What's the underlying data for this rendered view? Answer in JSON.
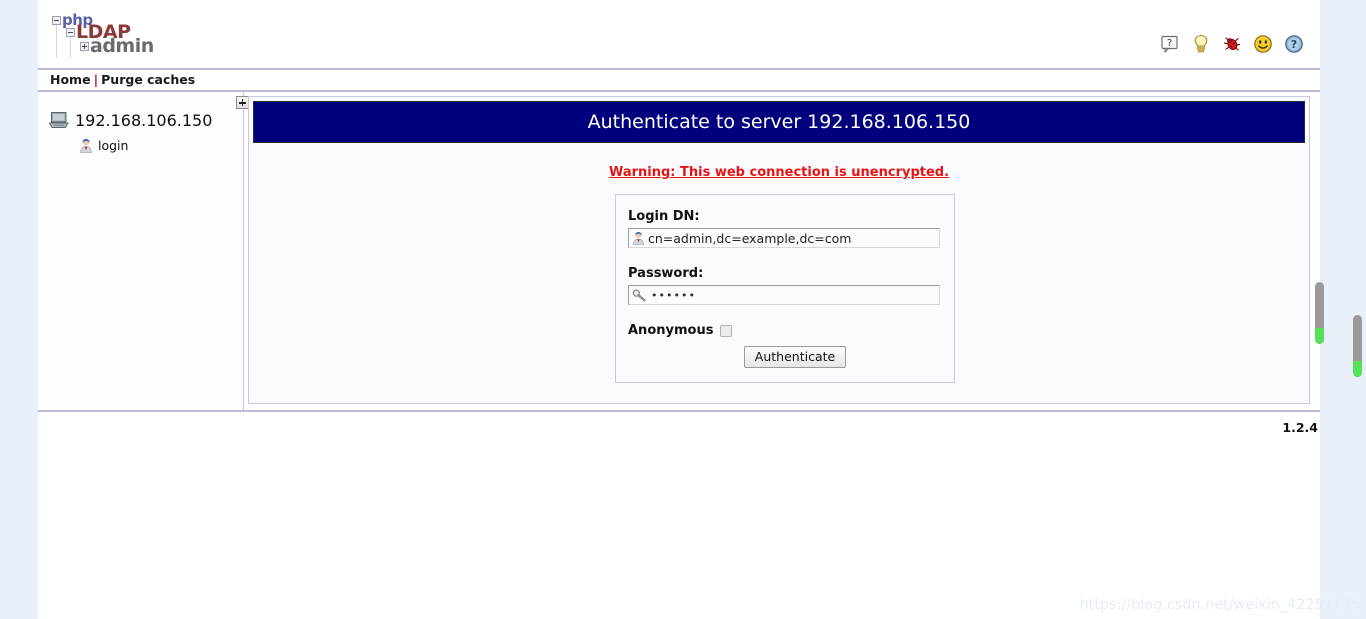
{
  "app": {
    "logo": {
      "part1": "php",
      "part2": "LDAP",
      "part3": "admin"
    },
    "version": "1.2.4"
  },
  "top_icons": [
    {
      "name": "question-bubble-icon",
      "title": "?"
    },
    {
      "name": "lightbulb-icon",
      "title": "Hint"
    },
    {
      "name": "bug-icon",
      "title": "Report a bug"
    },
    {
      "name": "smiley-icon",
      "title": "Smile"
    },
    {
      "name": "help-icon",
      "title": "Help"
    }
  ],
  "menubar": {
    "home": "Home",
    "separator": "|",
    "purge_caches": "Purge caches"
  },
  "sidebar": {
    "expand_box": "+",
    "server": {
      "icon": "server-icon",
      "label": "192.168.106.150"
    },
    "children": [
      {
        "icon": "user-icon",
        "label": "login"
      }
    ]
  },
  "main": {
    "panel_title": "Authenticate to server 192.168.106.150",
    "warning": "Warning: This web connection is unencrypted.",
    "form": {
      "login_dn": {
        "label": "Login DN:",
        "value": "cn=admin,dc=example,dc=com",
        "placeholder": "cn=admin,dc=example,dc=com",
        "icon": "user-icon"
      },
      "password": {
        "label": "Password:",
        "value": "••••••",
        "placeholder": "",
        "icon": "key-icon"
      },
      "anonymous": {
        "label": "Anonymous",
        "checked": false
      },
      "submit_label": "Authenticate"
    }
  },
  "watermark": "https://blog.csdn.net/weixin_42257195",
  "colors": {
    "panel_header": "#00007c",
    "warning": "#e81313",
    "logo_php": "#5a5fa8",
    "logo_ldap": "#8b3a3a",
    "logo_admin": "#6b6b6b",
    "page_margin": "#eaf0f9",
    "scrollbar_accent": "#55e25b"
  }
}
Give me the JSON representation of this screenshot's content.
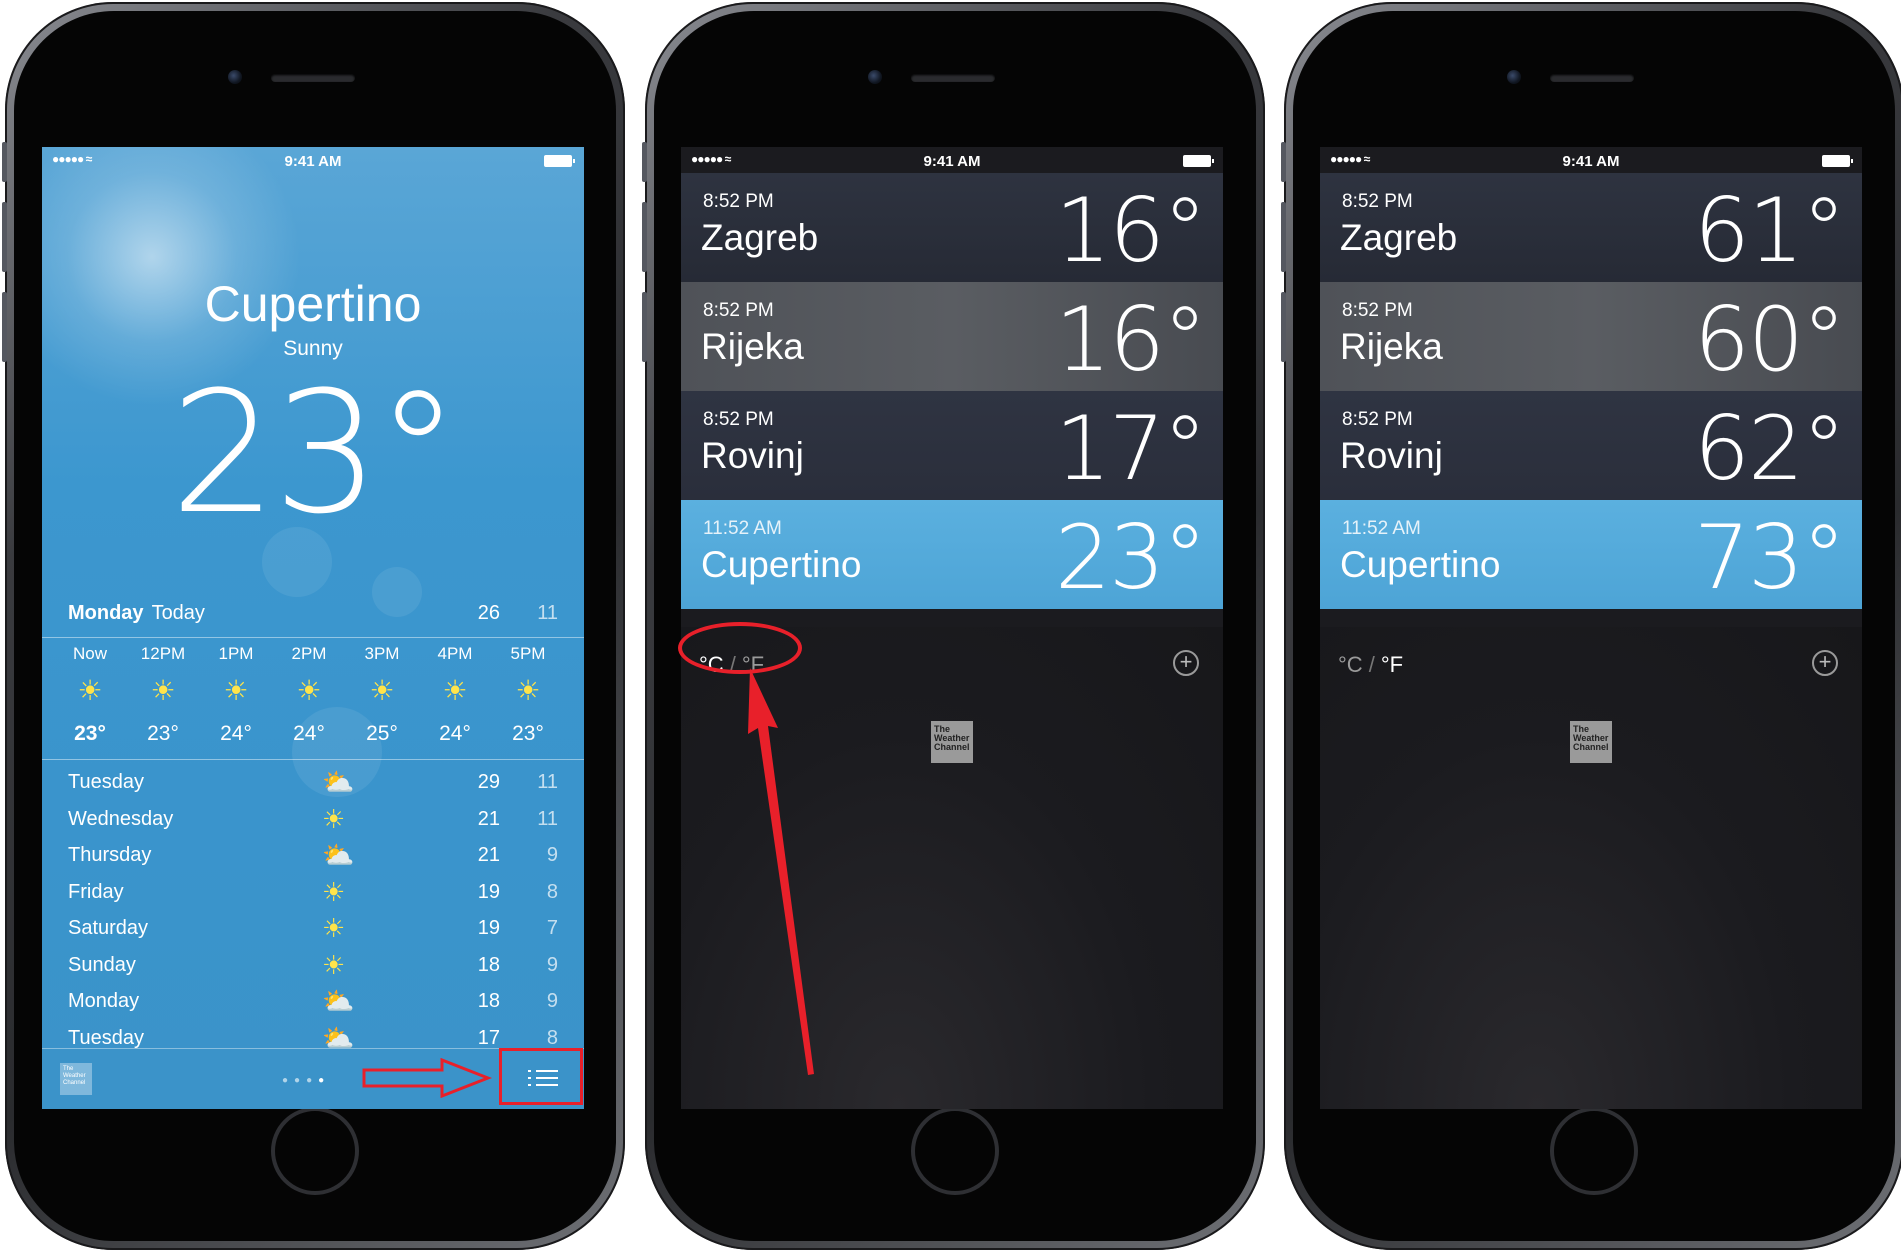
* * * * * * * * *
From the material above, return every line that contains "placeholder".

### Problem solution
        "placeholder": "cn=admin,dc=example,dc=com",
        "placeholder": "",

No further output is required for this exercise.